For Transporters:

One of the driving reasons that Kentucky has historically been effectively closed for DtC sales, despite the prior allowance for Small Farm Wineries, has been the risk of felony charges that carriers faced if they shipped any package containing alcohol to a region designated as “dry” (no alcohol sales permitted) or “moist” (alcohol sales restricted, but not entirely banned). A felony penalty can be a very serious consequence, which no carrier (such as FedEx or UPS) had ever been willing to risk.

HB 400 does still clearly state that deliveries of any alcoholic product to any territory in the state that prohibits such sales is absolutely prohibited. However, HB 400 also provides that properly licensed common carriers and transporters and their employees may not be held liable for a delivery to a prohibited territory when fulfilling a consigned order.

Further, HB 400 provides that wineries, retailers, and distilleries can use a written representation from the purchaser that the delivery address was in a territory that permitted the sale as an absolute defense to any charge of an impermissible shipment. That is, if the shipper can get the purchaser to state in writing that they can buy the product at the delivery address, the shipper can claim they were acting in good faith if it turns out that that was not the case. The form that this written statement needs to take, though, is unclear.
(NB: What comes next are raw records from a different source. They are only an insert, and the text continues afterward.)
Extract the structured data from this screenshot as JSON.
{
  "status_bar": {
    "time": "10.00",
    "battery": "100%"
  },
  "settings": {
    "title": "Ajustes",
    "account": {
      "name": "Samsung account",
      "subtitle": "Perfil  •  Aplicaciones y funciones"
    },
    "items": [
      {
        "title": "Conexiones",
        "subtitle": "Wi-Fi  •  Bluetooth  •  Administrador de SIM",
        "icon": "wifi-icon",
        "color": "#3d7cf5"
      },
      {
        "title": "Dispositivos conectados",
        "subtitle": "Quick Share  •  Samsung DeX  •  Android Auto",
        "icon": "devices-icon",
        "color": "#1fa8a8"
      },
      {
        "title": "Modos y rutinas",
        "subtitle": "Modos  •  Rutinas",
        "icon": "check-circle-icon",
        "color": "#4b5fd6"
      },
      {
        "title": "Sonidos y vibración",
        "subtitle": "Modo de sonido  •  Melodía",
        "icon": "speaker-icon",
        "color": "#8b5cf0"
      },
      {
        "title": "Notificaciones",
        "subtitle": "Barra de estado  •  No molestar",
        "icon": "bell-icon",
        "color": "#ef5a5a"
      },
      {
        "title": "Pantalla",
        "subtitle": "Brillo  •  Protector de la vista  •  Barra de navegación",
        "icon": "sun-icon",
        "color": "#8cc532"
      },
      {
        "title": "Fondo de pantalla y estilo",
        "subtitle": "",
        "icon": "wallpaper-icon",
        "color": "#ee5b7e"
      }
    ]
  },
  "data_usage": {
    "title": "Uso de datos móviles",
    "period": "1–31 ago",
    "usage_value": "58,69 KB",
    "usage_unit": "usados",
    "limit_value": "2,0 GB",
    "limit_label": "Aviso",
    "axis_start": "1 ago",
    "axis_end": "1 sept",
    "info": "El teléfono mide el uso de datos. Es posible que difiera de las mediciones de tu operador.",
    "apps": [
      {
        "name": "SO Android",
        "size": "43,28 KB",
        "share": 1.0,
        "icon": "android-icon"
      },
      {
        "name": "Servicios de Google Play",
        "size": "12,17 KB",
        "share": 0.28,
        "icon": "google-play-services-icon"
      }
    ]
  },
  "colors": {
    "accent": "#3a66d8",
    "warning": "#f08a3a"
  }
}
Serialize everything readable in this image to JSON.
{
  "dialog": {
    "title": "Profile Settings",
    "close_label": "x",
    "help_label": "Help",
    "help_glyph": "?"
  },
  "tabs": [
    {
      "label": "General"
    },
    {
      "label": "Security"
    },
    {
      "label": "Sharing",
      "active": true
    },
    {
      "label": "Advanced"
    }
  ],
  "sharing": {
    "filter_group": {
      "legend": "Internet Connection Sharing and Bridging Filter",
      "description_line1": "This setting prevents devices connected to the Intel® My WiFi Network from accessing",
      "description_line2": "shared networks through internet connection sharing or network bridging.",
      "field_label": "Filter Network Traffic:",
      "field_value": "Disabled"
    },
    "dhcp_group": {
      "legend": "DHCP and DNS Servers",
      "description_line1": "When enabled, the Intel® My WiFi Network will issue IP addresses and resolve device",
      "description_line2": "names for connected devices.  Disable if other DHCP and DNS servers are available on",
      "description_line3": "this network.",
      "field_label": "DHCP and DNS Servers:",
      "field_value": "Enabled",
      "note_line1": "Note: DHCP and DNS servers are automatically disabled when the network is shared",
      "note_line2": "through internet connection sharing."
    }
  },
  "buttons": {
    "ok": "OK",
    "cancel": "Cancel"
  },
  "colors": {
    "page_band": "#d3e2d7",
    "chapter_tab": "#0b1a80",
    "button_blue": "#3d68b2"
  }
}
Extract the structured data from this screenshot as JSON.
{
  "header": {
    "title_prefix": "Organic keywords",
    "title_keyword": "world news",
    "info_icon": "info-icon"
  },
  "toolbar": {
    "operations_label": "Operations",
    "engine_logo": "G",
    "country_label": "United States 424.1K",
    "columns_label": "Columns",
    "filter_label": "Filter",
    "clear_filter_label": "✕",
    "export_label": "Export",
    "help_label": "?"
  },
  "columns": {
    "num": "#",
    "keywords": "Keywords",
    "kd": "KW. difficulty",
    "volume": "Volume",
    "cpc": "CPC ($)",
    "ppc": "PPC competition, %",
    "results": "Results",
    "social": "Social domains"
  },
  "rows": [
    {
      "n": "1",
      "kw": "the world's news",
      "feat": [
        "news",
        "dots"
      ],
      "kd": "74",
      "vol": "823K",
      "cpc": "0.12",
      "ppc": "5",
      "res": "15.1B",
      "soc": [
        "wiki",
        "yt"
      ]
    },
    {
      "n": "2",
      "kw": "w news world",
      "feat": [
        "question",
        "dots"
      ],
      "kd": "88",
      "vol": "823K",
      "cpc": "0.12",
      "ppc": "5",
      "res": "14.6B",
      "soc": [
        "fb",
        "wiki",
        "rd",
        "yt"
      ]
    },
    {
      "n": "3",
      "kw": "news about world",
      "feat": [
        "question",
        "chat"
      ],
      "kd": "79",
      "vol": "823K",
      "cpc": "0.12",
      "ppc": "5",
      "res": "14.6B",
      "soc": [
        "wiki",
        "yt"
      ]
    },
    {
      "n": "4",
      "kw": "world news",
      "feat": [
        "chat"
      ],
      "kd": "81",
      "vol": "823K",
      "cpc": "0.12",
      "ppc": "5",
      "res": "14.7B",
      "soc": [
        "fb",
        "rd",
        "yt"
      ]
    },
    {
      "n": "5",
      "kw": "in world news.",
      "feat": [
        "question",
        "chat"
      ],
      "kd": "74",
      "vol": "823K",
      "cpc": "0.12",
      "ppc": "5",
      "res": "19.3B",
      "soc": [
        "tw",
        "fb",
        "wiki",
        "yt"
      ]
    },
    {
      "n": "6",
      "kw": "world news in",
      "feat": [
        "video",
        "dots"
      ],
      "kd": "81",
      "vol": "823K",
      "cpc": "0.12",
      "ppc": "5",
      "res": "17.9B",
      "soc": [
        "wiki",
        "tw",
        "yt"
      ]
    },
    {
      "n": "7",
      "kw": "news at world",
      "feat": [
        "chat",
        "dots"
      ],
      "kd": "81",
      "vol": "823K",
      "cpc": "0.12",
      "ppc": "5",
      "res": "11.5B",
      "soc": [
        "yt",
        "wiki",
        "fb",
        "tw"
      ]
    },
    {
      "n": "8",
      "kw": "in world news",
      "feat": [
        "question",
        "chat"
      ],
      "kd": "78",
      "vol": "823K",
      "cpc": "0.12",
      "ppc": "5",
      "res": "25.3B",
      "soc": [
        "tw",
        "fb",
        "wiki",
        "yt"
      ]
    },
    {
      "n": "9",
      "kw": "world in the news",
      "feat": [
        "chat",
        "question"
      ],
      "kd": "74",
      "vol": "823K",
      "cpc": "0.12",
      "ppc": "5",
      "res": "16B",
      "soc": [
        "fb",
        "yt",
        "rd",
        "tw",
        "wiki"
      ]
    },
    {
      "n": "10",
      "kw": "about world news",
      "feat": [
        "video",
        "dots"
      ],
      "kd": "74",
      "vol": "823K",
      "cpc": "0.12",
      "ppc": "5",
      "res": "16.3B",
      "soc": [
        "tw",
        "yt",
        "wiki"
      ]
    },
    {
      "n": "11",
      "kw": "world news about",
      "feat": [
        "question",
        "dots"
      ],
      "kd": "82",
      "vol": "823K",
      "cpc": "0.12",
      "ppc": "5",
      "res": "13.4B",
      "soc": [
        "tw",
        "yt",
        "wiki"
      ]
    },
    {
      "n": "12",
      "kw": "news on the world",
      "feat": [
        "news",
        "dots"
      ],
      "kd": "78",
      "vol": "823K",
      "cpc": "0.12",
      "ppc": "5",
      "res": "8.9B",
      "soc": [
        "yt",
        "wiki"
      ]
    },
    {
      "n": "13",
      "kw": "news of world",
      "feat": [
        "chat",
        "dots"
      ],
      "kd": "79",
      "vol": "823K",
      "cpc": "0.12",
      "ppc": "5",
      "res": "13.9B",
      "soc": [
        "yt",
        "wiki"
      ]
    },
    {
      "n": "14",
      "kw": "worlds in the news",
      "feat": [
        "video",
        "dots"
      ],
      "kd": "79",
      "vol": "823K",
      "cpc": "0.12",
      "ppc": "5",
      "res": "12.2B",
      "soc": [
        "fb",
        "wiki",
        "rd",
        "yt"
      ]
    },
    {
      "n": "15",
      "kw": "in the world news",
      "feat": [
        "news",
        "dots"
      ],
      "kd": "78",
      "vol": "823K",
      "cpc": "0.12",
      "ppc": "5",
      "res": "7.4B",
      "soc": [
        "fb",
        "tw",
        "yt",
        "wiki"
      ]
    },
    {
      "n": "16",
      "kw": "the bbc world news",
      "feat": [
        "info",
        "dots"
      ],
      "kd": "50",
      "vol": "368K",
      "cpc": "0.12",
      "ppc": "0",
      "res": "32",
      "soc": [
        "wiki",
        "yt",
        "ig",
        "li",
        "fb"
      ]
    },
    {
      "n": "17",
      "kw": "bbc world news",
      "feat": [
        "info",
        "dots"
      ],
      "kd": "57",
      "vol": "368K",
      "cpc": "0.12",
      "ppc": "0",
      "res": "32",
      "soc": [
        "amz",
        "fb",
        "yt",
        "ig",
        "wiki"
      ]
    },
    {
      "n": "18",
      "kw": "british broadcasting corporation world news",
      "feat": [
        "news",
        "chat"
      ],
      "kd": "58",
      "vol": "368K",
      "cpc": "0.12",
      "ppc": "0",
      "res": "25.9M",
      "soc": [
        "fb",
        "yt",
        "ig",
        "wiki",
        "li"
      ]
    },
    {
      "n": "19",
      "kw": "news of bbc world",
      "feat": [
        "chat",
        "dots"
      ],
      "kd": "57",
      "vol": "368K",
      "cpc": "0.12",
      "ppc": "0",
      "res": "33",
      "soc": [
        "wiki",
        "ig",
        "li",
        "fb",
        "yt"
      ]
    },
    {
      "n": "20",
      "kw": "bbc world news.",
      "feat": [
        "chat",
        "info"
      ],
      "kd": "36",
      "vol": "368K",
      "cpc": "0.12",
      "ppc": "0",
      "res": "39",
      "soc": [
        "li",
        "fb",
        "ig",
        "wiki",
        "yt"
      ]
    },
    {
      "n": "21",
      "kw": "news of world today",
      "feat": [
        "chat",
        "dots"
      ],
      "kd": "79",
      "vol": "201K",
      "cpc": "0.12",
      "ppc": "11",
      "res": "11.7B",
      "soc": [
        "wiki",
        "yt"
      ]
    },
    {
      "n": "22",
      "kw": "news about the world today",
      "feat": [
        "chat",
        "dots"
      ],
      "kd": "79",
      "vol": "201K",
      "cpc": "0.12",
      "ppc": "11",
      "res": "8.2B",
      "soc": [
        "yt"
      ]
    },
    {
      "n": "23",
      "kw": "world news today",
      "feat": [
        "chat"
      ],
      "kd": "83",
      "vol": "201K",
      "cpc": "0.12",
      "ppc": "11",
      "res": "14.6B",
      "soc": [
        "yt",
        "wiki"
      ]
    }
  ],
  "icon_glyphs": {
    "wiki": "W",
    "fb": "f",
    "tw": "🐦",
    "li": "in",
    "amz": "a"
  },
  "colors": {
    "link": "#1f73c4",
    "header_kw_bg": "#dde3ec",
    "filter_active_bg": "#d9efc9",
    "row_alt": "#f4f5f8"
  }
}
What does all this mean?

Whether these provisions will really change things for the Kentucky DtC market remains to be seen.

One of the biggest uncertainties is whether any tax obligations will attach to these new DtC permissions. It is currently unknown whether an out-of-state DtC seller would be required to collect and remit any excise, wholesale, or sales tax for their sales to Kentucky residents. We hope to receive clarification on this soon and will notify you on what we find.
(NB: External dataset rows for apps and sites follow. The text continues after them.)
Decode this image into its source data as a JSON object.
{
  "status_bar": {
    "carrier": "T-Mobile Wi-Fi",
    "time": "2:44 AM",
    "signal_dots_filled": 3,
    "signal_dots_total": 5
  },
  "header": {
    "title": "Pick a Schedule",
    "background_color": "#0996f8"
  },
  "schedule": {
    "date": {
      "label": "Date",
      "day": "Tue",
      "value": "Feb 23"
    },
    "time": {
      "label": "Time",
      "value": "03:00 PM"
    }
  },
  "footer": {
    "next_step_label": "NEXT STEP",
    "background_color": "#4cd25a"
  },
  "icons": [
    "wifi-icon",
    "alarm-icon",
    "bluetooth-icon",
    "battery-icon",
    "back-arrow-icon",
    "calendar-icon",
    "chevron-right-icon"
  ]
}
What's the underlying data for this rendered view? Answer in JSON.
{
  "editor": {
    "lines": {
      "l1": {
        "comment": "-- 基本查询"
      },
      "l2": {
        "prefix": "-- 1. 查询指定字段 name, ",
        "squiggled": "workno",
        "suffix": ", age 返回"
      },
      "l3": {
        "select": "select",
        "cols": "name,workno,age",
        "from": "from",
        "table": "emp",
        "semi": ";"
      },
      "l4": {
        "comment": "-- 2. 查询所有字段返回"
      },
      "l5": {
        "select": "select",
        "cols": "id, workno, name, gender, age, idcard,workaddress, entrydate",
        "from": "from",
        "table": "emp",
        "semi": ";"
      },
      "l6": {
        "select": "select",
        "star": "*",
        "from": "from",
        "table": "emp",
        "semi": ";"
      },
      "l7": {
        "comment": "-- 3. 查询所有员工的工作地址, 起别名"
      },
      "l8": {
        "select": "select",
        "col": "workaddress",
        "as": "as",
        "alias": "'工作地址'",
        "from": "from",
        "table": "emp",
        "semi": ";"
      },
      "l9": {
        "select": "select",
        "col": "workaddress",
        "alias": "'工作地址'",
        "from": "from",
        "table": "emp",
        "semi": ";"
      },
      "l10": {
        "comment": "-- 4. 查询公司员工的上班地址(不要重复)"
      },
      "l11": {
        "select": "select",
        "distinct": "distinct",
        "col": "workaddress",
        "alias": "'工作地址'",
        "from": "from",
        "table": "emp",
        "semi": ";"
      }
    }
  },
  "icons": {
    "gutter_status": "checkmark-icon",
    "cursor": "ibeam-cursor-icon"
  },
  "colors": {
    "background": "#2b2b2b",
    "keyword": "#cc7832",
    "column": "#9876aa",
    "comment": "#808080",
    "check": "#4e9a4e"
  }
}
Looking beyond the tax issue, we have yet to see whether any carrier will make a move to accept packages going to Kentucky. They have been dealing with a crackdown in a number of other states in recent years, so it is uncertain how they will approach the Kentucky market, especially when the state has historically been so restrictive.

Limiting all purchases, even subscribing to a club, to only on-site orders may also be a barrier, though there is an interesting history to such a rule in Kentucky. A similar rule applied originally to the rules permitting DtC sales for Small Farm Wineries. However, in a 2006 case (Church Hill Vineyards v. V. Lavoyed Hudgins), the U.S. District Court for the Western District of Kentucky ruled that an on-site-only restriction was unconstitutional, as it effectively prevented Kentucky residents from accessing approximately 99% of U.S. wineries. How the ABC will proceed with the on-site-only restrictions in HB 400 remains to be seen.
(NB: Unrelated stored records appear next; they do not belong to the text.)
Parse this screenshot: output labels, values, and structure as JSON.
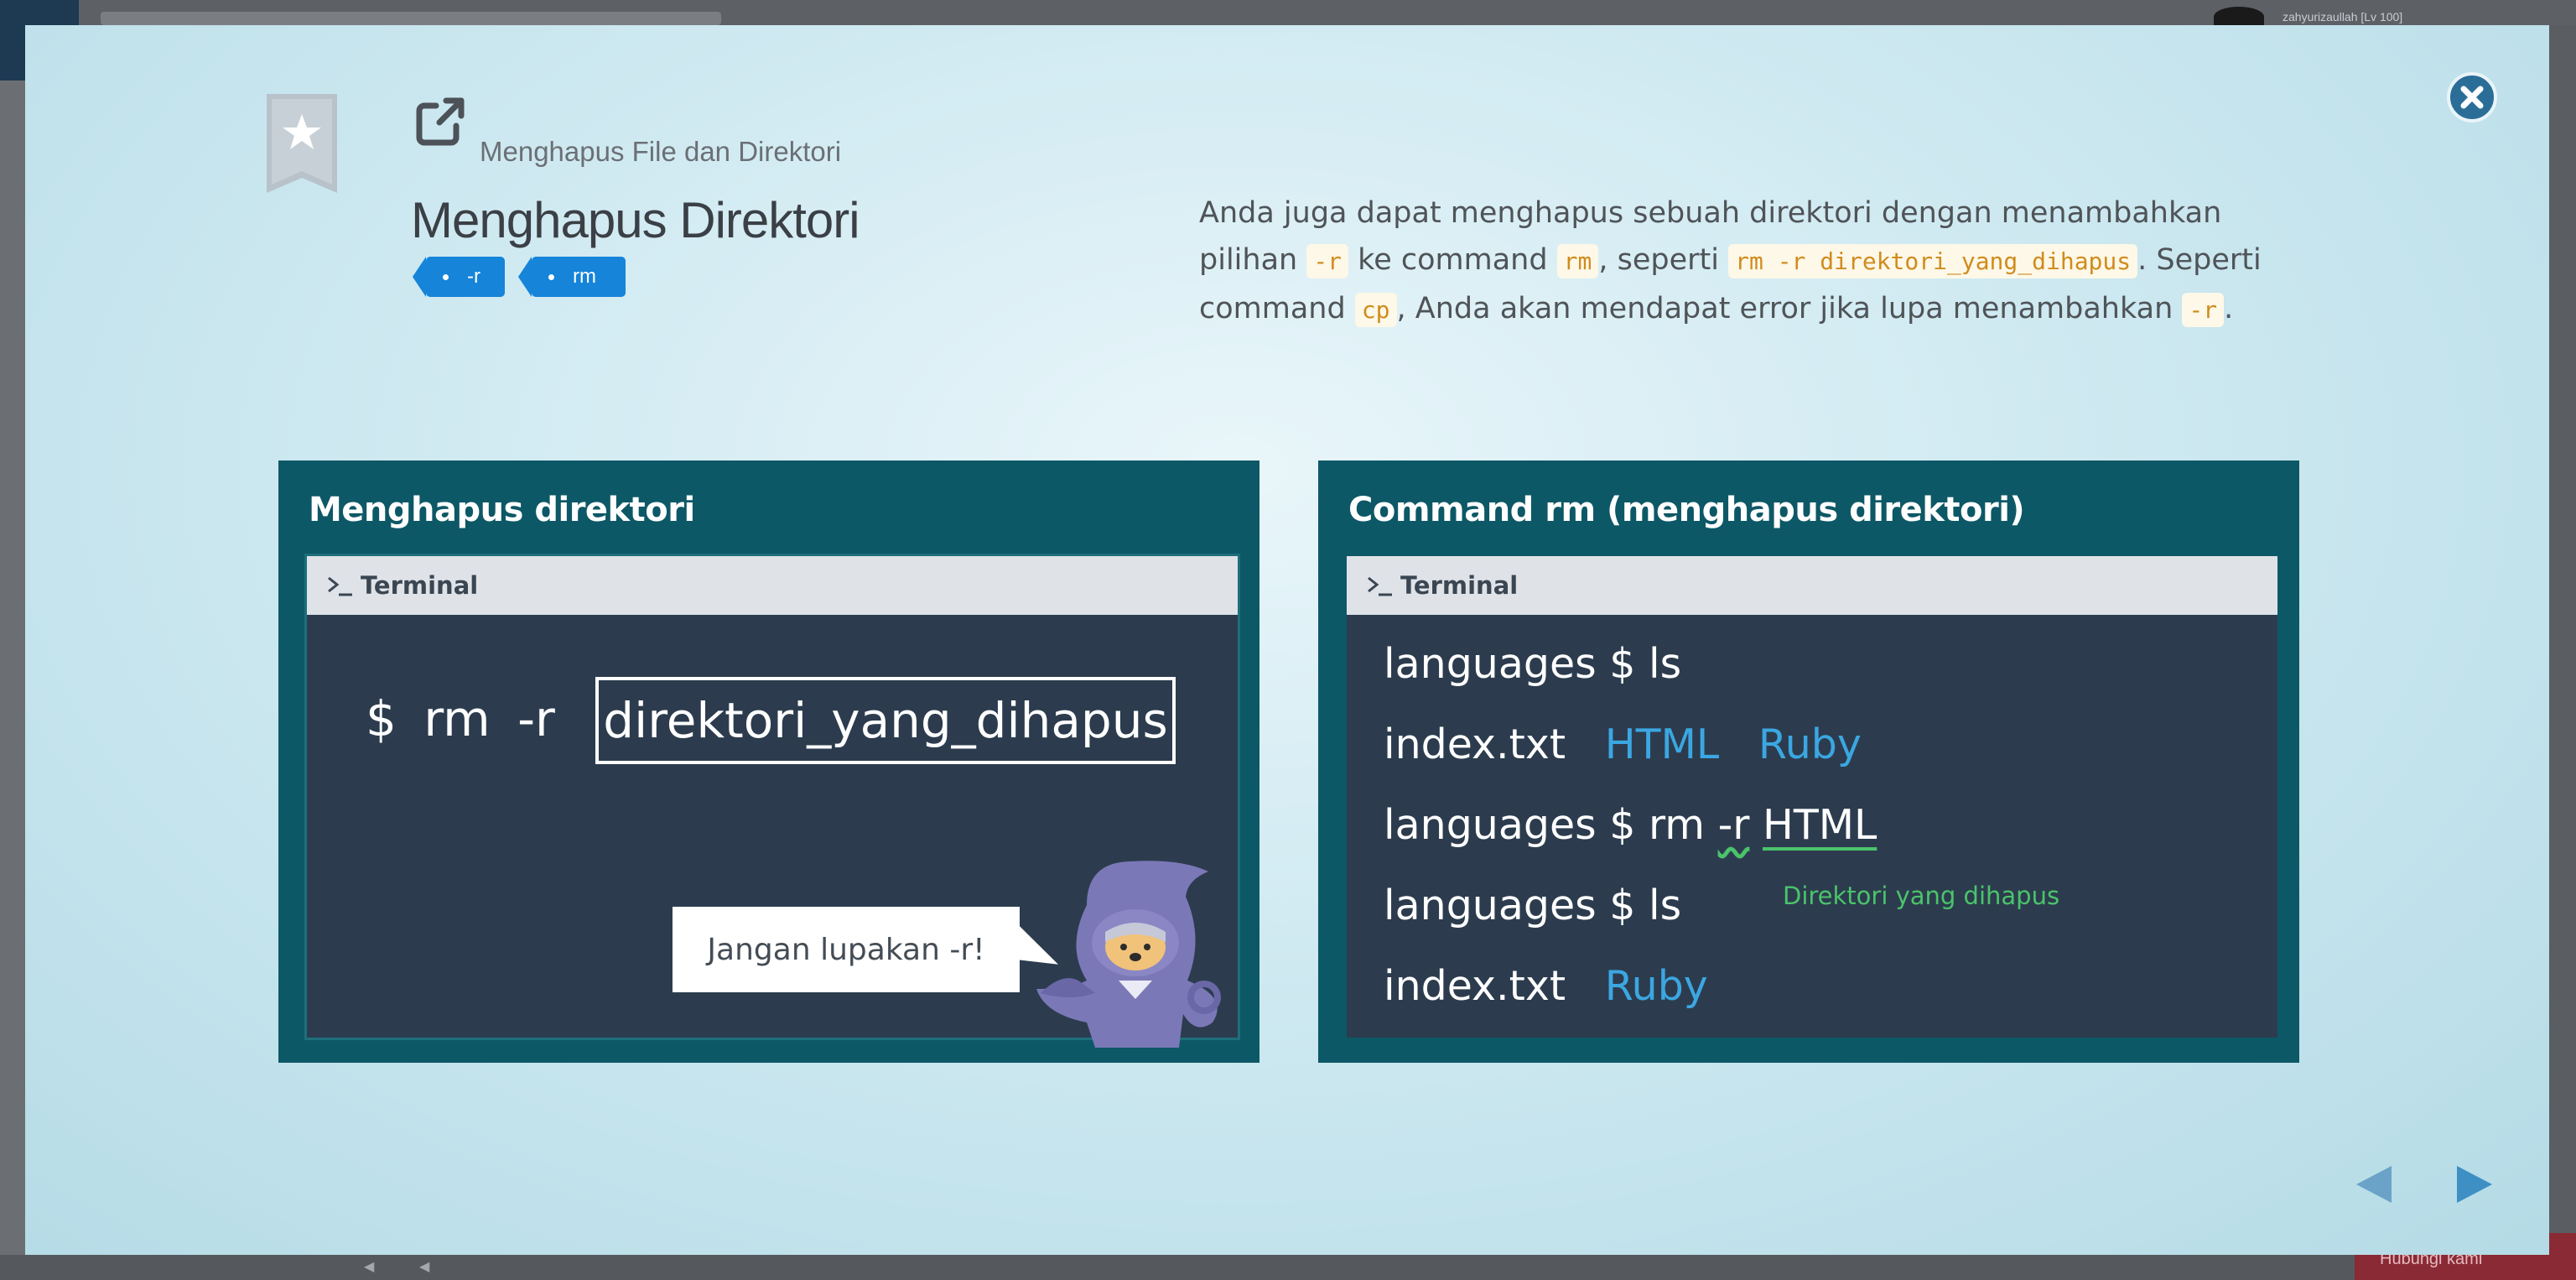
{
  "backdrop": {
    "username": "zahyurizaullah [Lv 100]",
    "red_button": "Hubungi kami"
  },
  "header": {
    "section_title": "Menghapus File dan Direktori",
    "lesson_title": "Menghapus Direktori",
    "tags": [
      "-r",
      "rm"
    ]
  },
  "description": {
    "t1": "Anda juga dapat menghapus sebuah direktori dengan menambahkan pilihan ",
    "c1": "-r",
    "t2": " ke command ",
    "c2": "rm",
    "t3": ", seperti ",
    "c3": "rm -r direktori_yang_dihapus",
    "t4": ". Seperti command ",
    "c4": "cp",
    "t5": ", Anda akan mendapat error jika lupa menambahkan ",
    "c5": "-r",
    "t6": "."
  },
  "slide1": {
    "title": "Menghapus direktori",
    "terminal_label": "Terminal",
    "command": "$ rm -r",
    "boxed_arg": "direktori_yang_dihapus",
    "bubble": "Jangan lupakan -r!"
  },
  "slide2": {
    "title": "Command rm (menghapus direktori)",
    "terminal_label": "Terminal",
    "line1": "languages $ ls",
    "line2_file": "index.txt",
    "line2_dir1": "HTML",
    "line2_dir2": "Ruby",
    "line3_prefix": "languages $ rm ",
    "line3_flag": "-r",
    "line3_arg": "HTML",
    "note": "Direktori yang dihapus",
    "line4": "languages $ ls",
    "line5_file": "index.txt",
    "line5_dir": "Ruby"
  },
  "colors": {
    "accent_blue": "#1584d9",
    "slide_bg": "#0d5866",
    "terminal_bg": "#2c3c4e",
    "code_text": "#d08c1c",
    "dir_blue": "#3ba7e2",
    "note_green": "#4bc36b"
  },
  "icons": {
    "bookmark": "bookmark-star-icon",
    "close": "close-icon",
    "external": "external-link-icon",
    "terminal": "terminal-prompt-icon",
    "prev": "triangle-left-icon",
    "next": "triangle-right-icon"
  }
}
Further, HB 400 is not a panacea for Kentucky distillers. It is a fundamental rule for the DtC market that a shipper must follow the laws of the state into which they’re shipping. Currently, only a handful of states (North Dakota, New Hampshire, Nebraska, and the District of Columbia — and now Kentucky) permit shipping distilled spirits to residents in their borders.

So the vast majority of out-of-state visitors to the Bourbon Trail will still be disappointed when they ask to have a few bottles of Kentucky bourbon shipped home. Changing this will require a nationwide effort to change DtC rules regarding spirits; essentially something like the efforts that Free the Grapes! and Wine Institute have worked on over the last few decades.

Still, HB 400’s passage should be seen as a positive step for the beverage alcohol industry. Kentucky has taken steps to open itself up to the DtC market, removing a number of restrictions that had been a major barrier to Kentucky residents enjoying all the wine they wanted. If, going forward, carriers do accept orders to Kentucky and suppliers move to get licensed, we could expect the state to quickly jump up the ranks of DtC destination states.

As things develop, including how the ABC reacts to these new provisions, we at ShipCompliant by Sovos will make sure to keep you informed.

Want to learn more about trends in the direct-to-consumer shipping channel? Download the 2019 Direct-to-Consumer Wine Shipping Report.